Dataset rows describing interfaces
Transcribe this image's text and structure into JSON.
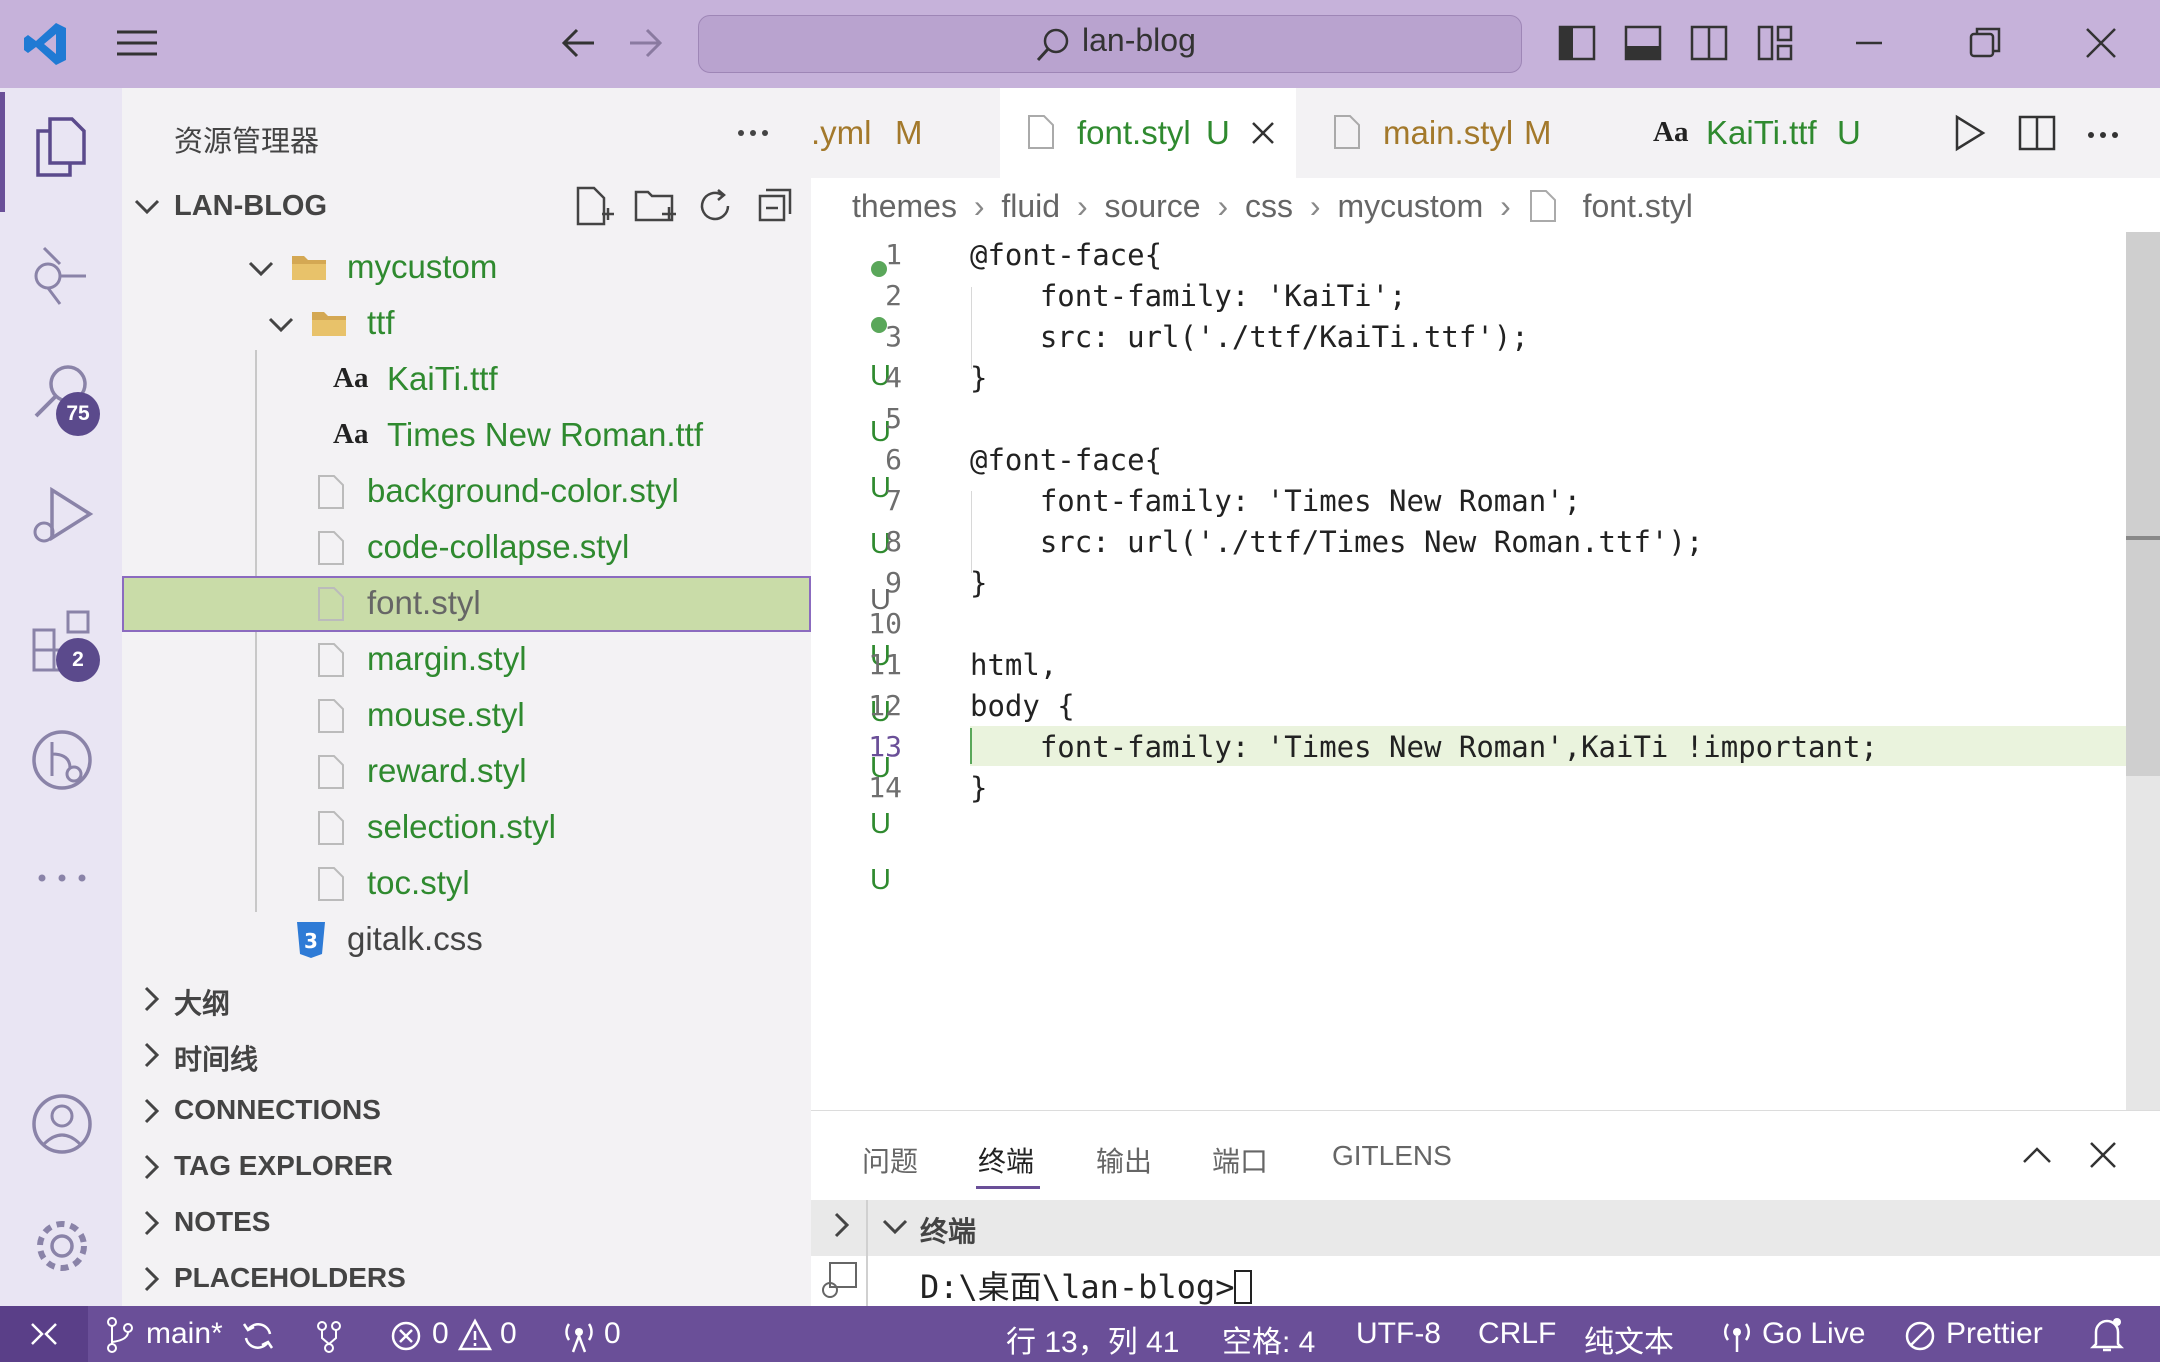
{
  "title_bar": {
    "search_text": "lan-blog"
  },
  "activity_bar": {
    "search_badge": "75",
    "extensions_badge": "2"
  },
  "explorer": {
    "title": "资源管理器",
    "root": "LAN-BLOG",
    "tree": [
      {
        "label": "mycustom",
        "status": "dot",
        "kind": "folder"
      },
      {
        "label": "ttf",
        "status": "dot",
        "kind": "folder"
      },
      {
        "label": "KaiTi.ttf",
        "status": "U",
        "kind": "font"
      },
      {
        "label": "Times New Roman.ttf",
        "status": "U",
        "kind": "font"
      },
      {
        "label": "background-color.styl",
        "status": "U",
        "kind": "file"
      },
      {
        "label": "code-collapse.styl",
        "status": "U",
        "kind": "file"
      },
      {
        "label": "font.styl",
        "status": "U",
        "kind": "file",
        "selected": true
      },
      {
        "label": "margin.styl",
        "status": "U",
        "kind": "file"
      },
      {
        "label": "mouse.styl",
        "status": "U",
        "kind": "file"
      },
      {
        "label": "reward.styl",
        "status": "U",
        "kind": "file"
      },
      {
        "label": "selection.styl",
        "status": "U",
        "kind": "file"
      },
      {
        "label": "toc.styl",
        "status": "U",
        "kind": "file"
      },
      {
        "label": "gitalk.css",
        "status": "",
        "kind": "css"
      }
    ],
    "sections": [
      "大纲",
      "时间线",
      "CONNECTIONS",
      "TAG EXPLORER",
      "NOTES",
      "PLACEHOLDERS"
    ]
  },
  "tabs": [
    {
      "label": ".yml",
      "status": "M"
    },
    {
      "label": "font.styl",
      "status": "U",
      "active": true
    },
    {
      "label": "main.styl",
      "status": "M"
    },
    {
      "label": "KaiTi.ttf",
      "status": "U"
    }
  ],
  "font_tab_icon": "Aa",
  "breadcrumb": [
    "themes",
    "fluid",
    "source",
    "css",
    "mycustom",
    "font.styl"
  ],
  "editor": {
    "current_line": 13,
    "lines": [
      "@font-face{",
      "    font-family: 'KaiTi';",
      "    src: url('./ttf/KaiTi.ttf');",
      "}",
      "",
      "@font-face{",
      "    font-family: 'Times New Roman';",
      "    src: url('./ttf/Times New Roman.ttf');",
      "}",
      "",
      "html,",
      "body {",
      "    font-family: 'Times New Roman',KaiTi !important;",
      "}"
    ]
  },
  "panel": {
    "tabs": [
      "问题",
      "终端",
      "输出",
      "端口",
      "GITLENS"
    ],
    "active_tab": "终端",
    "terminal_header": "终端",
    "prompt": "D:\\桌面\\lan-blog>"
  },
  "status_bar": {
    "branch": "main*",
    "errors": "0",
    "warnings": "0",
    "ports": "0",
    "position": "行 13，列 41",
    "spaces": "空格: 4",
    "encoding": "UTF-8",
    "eol": "CRLF",
    "language": "纯文本",
    "golive": "Go Live",
    "prettier": "Prettier"
  },
  "colors": {
    "title_bar": "#c6b2da",
    "status_bar": "#6a4f98",
    "git_untracked": "#2f8a2f",
    "git_modified": "#a3792b",
    "selection": "#c9dca8",
    "badge": "#5b4a8c"
  }
}
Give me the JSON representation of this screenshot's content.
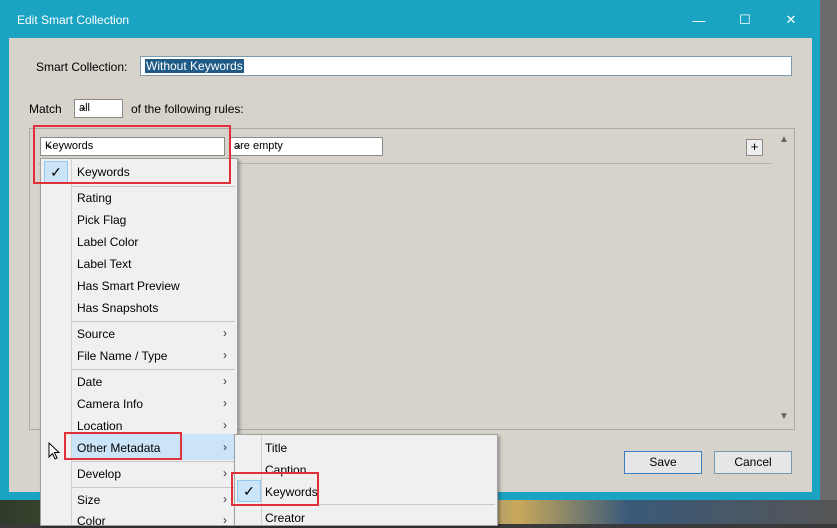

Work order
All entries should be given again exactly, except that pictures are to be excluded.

Task output
Transcribe this image's text and structure into JSON.
{
  "title_bar": {
    "search_text": "lan-blog"
  },
  "activity_bar": {
    "search_badge": "75",
    "extensions_badge": "2"
  },
  "explorer": {
    "title": "资源管理器",
    "root": "LAN-BLOG",
    "tree": [
      {
        "label": "mycustom",
        "status": "dot",
        "kind": "folder"
      },
      {
        "label": "ttf",
        "status": "dot",
        "kind": "folder"
      },
      {
        "label": "KaiTi.ttf",
        "status": "U",
        "kind": "font"
      },
      {
        "label": "Times New Roman.ttf",
        "status": "U",
        "kind": "font"
      },
      {
        "label": "background-color.styl",
        "status": "U",
        "kind": "file"
      },
      {
        "label": "code-collapse.styl",
        "status": "U",
        "kind": "file"
      },
      {
        "label": "font.styl",
        "status": "U",
        "kind": "file",
        "selected": true
      },
      {
        "label": "margin.styl",
        "status": "U",
        "kind": "file"
      },
      {
        "label": "mouse.styl",
        "status": "U",
        "kind": "file"
      },
      {
        "label": "reward.styl",
        "status": "U",
        "kind": "file"
      },
      {
        "label": "selection.styl",
        "status": "U",
        "kind": "file"
      },
      {
        "label": "toc.styl",
        "status": "U",
        "kind": "file"
      },
      {
        "label": "gitalk.css",
        "status": "",
        "kind": "css"
      }
    ],
    "sections": [
      "大纲",
      "时间线",
      "CONNECTIONS",
      "TAG EXPLORER",
      "NOTES",
      "PLACEHOLDERS"
    ]
  },
  "tabs": [
    {
      "label": ".yml",
      "status": "M"
    },
    {
      "label": "font.styl",
      "status": "U",
      "active": true
    },
    {
      "label": "main.styl",
      "status": "M"
    },
    {
      "label": "KaiTi.ttf",
      "status": "U"
    }
  ],
  "font_tab_icon": "Aa",
  "breadcrumb": [
    "themes",
    "fluid",
    "source",
    "css",
    "mycustom",
    "font.styl"
  ],
  "editor": {
    "current_line": 13,
    "lines": [
      "@font-face{",
      "    font-family: 'KaiTi';",
      "    src: url('./ttf/KaiTi.ttf');",
      "}",
      "",
      "@font-face{",
      "    font-family: 'Times New Roman';",
      "    src: url('./ttf/Times New Roman.ttf');",
      "}",
      "",
      "html,",
      "body {",
      "    font-family: 'Times New Roman',KaiTi !important;",
      "}"
    ]
  },
  "panel": {
    "tabs": [
      "问题",
      "终端",
      "输出",
      "端口",
      "GITLENS"
    ],
    "active_tab": "终端",
    "terminal_header": "终端",
    "prompt": "D:\\桌面\\lan-blog>"
  },
  "status_bar": {
    "branch": "main*",
    "errors": "0",
    "warnings": "0",
    "ports": "0",
    "position": "行 13，列 41",
    "spaces": "空格: 4",
    "encoding": "UTF-8",
    "eol": "CRLF",
    "language": "纯文本",
    "golive": "Go Live",
    "prettier": "Prettier"
  },
  "colors": {
    "title_bar": "#c6b2da",
    "status_bar": "#6a4f98",
    "git_untracked": "#2f8a2f",
    "git_modified": "#a3792b",
    "selection": "#c9dca8",
    "badge": "#5b4a8c"
  }
}
Give me the JSON representation of this screenshot's content.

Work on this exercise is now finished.